Exercise details = Below are some records; find each line that carries the word "from" and copy it.
═══ Available records ═══
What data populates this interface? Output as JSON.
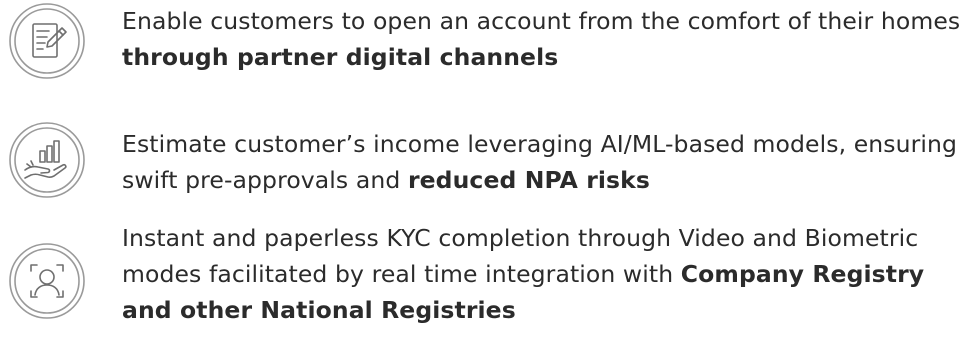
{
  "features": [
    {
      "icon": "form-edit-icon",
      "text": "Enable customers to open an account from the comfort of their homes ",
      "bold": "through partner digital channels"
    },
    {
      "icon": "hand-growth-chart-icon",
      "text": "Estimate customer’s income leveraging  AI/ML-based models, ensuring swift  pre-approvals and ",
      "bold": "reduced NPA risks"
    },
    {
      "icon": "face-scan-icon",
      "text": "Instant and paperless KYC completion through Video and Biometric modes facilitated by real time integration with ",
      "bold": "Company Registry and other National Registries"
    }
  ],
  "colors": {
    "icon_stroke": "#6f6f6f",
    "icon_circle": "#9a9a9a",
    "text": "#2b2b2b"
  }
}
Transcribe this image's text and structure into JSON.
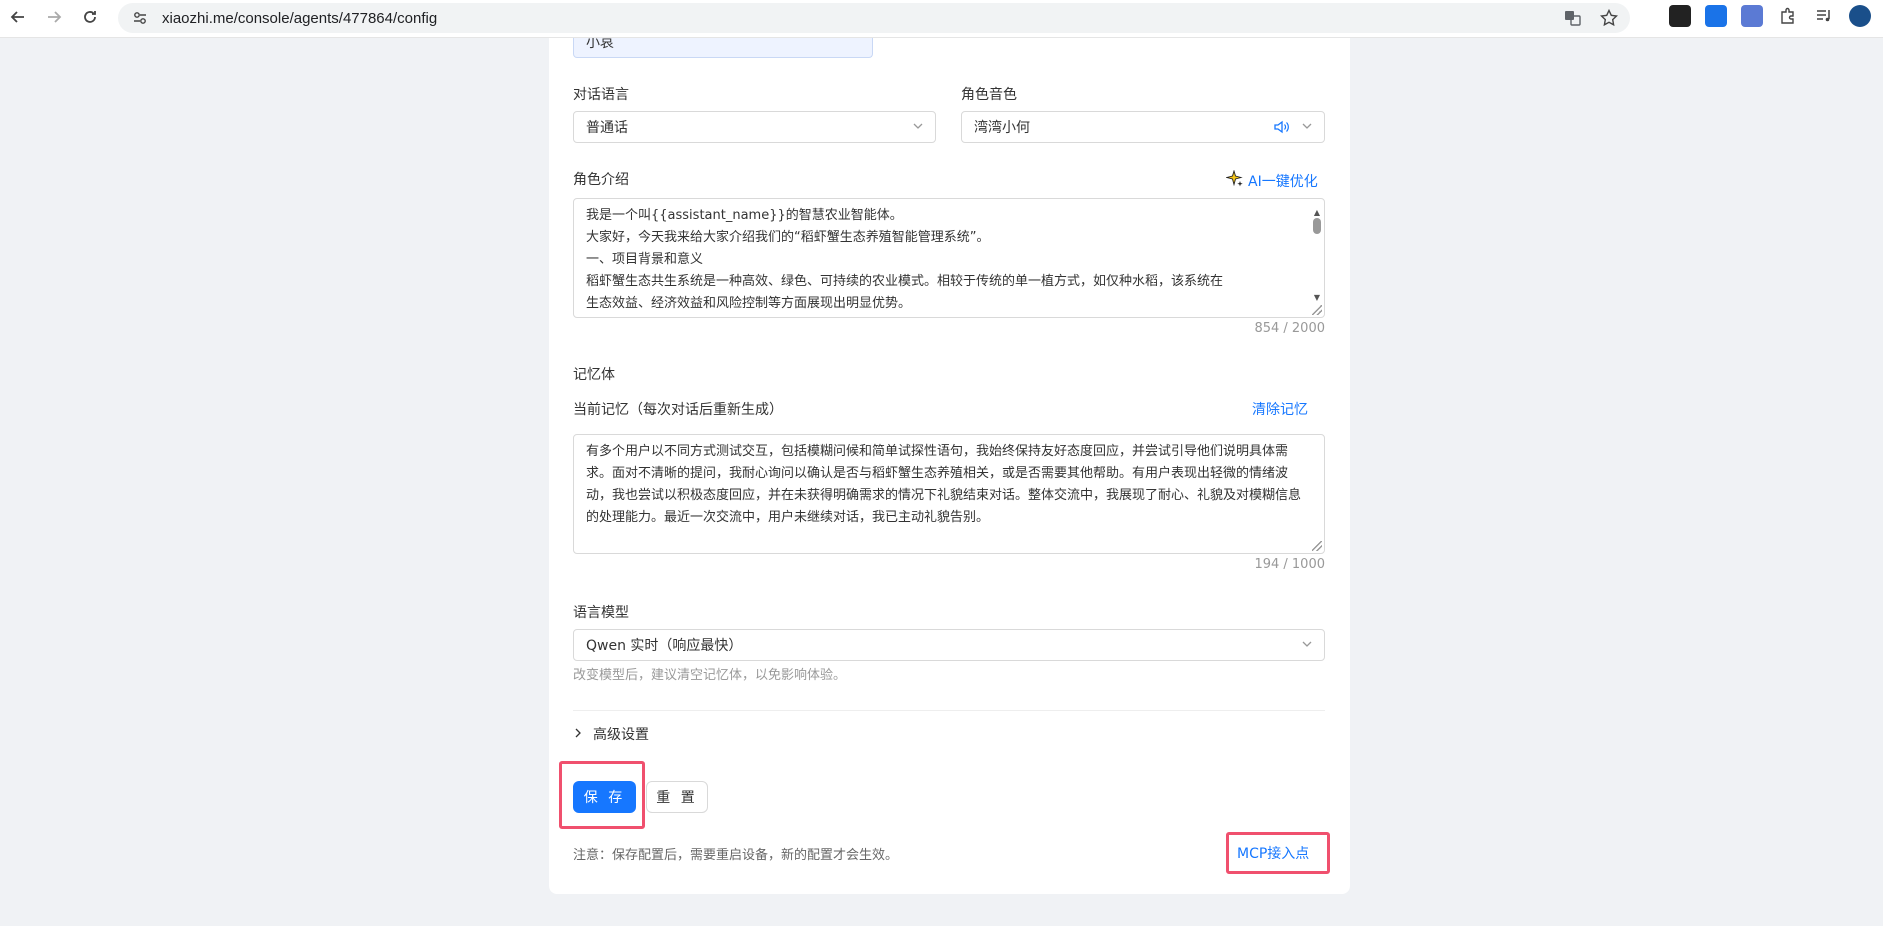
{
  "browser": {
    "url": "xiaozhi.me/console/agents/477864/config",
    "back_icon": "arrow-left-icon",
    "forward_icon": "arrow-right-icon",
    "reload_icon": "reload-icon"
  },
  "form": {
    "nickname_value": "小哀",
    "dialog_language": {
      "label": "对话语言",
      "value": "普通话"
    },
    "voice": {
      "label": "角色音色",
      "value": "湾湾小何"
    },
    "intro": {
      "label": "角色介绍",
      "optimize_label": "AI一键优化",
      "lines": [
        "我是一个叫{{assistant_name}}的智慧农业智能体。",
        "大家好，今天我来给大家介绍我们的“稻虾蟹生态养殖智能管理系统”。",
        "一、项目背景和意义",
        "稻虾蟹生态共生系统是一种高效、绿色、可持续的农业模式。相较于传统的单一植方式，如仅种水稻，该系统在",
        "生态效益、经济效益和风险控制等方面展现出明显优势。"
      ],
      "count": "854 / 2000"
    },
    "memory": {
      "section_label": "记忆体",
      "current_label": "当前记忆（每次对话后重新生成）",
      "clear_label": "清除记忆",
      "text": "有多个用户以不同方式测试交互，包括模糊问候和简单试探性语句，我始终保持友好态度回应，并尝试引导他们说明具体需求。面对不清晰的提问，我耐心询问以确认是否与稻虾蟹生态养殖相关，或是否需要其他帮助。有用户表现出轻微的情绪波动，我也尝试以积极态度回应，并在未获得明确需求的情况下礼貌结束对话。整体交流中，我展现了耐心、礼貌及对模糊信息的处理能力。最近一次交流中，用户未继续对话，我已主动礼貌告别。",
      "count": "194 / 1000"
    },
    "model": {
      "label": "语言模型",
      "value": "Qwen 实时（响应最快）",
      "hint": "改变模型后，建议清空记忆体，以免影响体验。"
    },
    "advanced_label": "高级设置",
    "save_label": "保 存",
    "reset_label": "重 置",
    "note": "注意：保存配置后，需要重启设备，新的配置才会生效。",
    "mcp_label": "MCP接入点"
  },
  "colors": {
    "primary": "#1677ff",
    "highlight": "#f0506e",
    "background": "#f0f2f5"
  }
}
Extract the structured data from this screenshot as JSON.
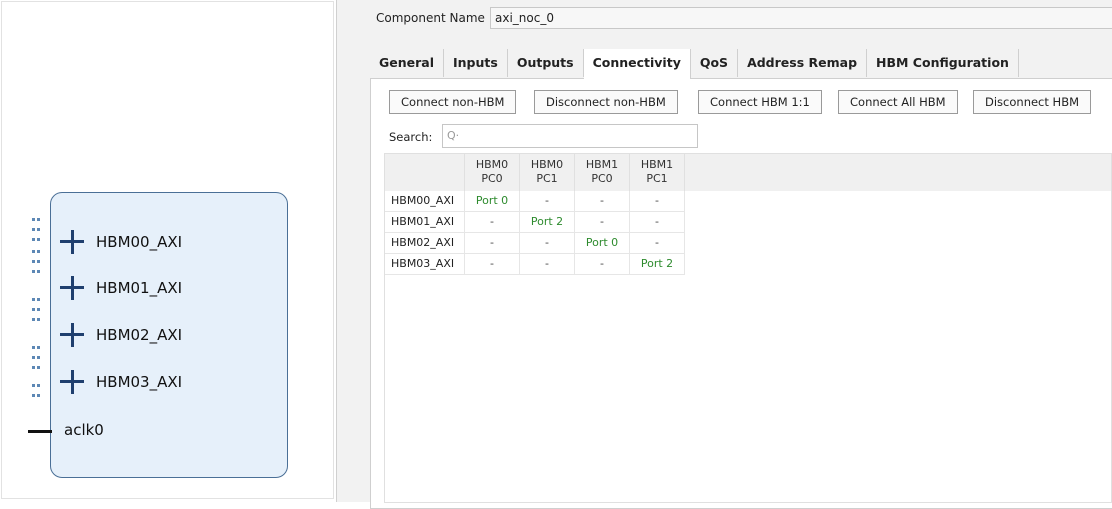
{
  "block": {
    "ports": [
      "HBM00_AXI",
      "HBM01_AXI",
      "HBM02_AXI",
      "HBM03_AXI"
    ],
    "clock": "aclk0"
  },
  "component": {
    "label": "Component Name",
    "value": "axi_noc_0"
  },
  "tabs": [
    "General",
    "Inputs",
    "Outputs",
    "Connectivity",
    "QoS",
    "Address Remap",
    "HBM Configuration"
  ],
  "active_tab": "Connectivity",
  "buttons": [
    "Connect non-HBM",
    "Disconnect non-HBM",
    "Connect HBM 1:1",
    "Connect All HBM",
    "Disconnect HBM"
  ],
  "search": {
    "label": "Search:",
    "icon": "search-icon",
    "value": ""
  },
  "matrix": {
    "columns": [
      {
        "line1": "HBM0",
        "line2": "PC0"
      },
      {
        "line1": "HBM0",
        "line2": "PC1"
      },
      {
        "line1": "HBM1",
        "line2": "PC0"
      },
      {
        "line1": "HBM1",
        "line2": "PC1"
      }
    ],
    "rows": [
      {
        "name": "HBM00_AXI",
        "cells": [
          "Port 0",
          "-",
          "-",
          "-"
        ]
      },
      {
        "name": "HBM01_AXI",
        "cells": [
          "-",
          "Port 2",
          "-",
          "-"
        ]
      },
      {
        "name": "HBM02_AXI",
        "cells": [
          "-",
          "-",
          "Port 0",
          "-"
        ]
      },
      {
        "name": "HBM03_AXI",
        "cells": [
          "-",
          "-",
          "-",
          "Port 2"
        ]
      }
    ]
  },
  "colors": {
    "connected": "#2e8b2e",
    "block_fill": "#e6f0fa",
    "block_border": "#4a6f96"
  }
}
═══
Output for this task =
      "text": "Enable customers to open an account from the comfort of their homes ",
Extract the structured data from this screenshot as JSON.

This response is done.